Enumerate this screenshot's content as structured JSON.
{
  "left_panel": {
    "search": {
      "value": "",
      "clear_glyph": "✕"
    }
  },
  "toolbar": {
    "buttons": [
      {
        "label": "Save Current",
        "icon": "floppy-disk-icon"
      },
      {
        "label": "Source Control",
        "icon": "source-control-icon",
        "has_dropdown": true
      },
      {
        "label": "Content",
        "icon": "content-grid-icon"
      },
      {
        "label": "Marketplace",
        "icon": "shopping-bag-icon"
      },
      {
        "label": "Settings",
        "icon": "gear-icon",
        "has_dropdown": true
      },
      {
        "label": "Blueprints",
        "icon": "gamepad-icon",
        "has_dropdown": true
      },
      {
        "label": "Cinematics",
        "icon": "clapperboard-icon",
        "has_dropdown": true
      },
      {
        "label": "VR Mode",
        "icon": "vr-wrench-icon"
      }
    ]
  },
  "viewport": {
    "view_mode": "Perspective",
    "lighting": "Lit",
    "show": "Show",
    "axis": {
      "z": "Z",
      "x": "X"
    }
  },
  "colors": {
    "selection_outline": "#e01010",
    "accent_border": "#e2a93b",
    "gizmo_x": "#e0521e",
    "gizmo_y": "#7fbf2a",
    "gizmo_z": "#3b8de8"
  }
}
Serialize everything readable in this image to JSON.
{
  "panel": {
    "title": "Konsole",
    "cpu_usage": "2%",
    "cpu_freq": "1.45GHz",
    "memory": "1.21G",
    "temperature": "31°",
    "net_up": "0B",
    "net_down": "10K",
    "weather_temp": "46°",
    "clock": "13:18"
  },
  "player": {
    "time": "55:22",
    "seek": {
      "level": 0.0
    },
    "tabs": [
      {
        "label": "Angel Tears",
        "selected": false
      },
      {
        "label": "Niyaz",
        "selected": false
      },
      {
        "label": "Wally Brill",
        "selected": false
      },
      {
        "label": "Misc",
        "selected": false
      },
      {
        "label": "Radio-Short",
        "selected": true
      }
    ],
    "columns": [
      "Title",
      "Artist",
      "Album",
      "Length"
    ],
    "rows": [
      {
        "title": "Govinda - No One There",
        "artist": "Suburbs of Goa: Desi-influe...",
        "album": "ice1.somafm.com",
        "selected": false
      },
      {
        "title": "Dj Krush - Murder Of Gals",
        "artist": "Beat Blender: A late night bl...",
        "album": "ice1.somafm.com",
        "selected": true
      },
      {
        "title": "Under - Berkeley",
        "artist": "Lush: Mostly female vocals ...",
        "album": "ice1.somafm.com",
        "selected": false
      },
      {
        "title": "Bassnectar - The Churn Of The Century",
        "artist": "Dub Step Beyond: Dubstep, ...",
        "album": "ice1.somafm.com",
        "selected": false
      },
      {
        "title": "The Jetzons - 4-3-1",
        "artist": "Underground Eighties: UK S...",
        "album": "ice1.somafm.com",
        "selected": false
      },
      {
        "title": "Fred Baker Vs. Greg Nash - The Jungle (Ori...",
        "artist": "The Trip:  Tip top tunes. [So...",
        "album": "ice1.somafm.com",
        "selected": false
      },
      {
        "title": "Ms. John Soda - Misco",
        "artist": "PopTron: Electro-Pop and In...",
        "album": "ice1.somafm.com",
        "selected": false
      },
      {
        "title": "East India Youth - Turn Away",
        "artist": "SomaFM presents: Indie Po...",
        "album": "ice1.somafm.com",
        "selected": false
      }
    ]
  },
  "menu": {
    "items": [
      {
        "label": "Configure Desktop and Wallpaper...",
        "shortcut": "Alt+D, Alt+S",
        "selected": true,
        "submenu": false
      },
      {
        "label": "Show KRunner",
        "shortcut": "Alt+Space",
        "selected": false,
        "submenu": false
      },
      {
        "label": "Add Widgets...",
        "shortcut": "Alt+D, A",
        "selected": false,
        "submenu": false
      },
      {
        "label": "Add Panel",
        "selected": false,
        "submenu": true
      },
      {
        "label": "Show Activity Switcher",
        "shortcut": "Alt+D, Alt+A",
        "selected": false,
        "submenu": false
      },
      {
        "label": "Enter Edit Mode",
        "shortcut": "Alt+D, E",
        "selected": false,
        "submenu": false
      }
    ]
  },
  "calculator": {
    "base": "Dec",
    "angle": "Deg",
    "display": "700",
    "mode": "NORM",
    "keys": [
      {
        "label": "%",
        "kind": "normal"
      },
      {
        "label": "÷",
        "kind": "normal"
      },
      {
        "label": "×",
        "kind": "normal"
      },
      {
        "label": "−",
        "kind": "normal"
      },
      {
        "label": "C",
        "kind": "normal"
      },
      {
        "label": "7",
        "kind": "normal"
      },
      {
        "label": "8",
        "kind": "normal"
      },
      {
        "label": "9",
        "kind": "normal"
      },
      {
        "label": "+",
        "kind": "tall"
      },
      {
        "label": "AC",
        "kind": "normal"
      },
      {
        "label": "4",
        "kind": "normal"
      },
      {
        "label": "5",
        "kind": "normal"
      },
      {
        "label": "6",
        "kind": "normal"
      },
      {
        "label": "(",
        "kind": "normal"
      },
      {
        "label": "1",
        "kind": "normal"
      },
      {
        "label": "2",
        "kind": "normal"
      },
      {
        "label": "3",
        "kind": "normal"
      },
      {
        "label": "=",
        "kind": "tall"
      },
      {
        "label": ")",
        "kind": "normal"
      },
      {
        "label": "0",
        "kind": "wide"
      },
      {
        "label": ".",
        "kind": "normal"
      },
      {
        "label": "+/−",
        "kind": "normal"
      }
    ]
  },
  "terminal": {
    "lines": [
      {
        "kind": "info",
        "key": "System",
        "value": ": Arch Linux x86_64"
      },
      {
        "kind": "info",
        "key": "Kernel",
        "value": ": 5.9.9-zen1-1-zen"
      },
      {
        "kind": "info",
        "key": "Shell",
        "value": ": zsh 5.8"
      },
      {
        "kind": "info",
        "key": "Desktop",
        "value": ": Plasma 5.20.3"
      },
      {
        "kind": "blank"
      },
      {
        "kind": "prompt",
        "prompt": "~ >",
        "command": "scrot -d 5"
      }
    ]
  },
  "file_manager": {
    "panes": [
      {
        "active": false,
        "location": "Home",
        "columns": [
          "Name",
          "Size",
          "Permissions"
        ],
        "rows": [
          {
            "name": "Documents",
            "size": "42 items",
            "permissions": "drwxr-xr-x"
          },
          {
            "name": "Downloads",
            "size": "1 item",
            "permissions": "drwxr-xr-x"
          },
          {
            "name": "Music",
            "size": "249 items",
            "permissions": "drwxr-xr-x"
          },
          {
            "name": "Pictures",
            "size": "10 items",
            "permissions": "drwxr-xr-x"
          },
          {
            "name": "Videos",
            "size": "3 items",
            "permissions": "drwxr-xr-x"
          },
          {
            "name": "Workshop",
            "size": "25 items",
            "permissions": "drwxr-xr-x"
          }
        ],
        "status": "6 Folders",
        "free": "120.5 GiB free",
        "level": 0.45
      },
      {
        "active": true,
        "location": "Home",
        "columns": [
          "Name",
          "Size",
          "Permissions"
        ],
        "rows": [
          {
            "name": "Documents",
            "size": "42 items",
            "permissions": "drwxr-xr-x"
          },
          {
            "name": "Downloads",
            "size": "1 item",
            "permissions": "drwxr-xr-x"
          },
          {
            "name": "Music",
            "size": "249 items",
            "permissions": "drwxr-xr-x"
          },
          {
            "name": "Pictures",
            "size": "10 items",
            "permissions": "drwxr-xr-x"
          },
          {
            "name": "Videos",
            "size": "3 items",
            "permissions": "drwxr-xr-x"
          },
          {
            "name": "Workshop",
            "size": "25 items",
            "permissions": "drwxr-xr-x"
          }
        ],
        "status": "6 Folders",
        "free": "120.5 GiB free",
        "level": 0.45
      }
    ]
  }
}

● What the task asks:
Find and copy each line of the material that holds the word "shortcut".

● Written reply:
        "shortcut": "Alt+D, Alt+S",
        "shortcut": "Alt+Space",
        "shortcut": "Alt+D, A",
        "shortcut": "Alt+D, Alt+A",
        "shortcut": "Alt+D, E",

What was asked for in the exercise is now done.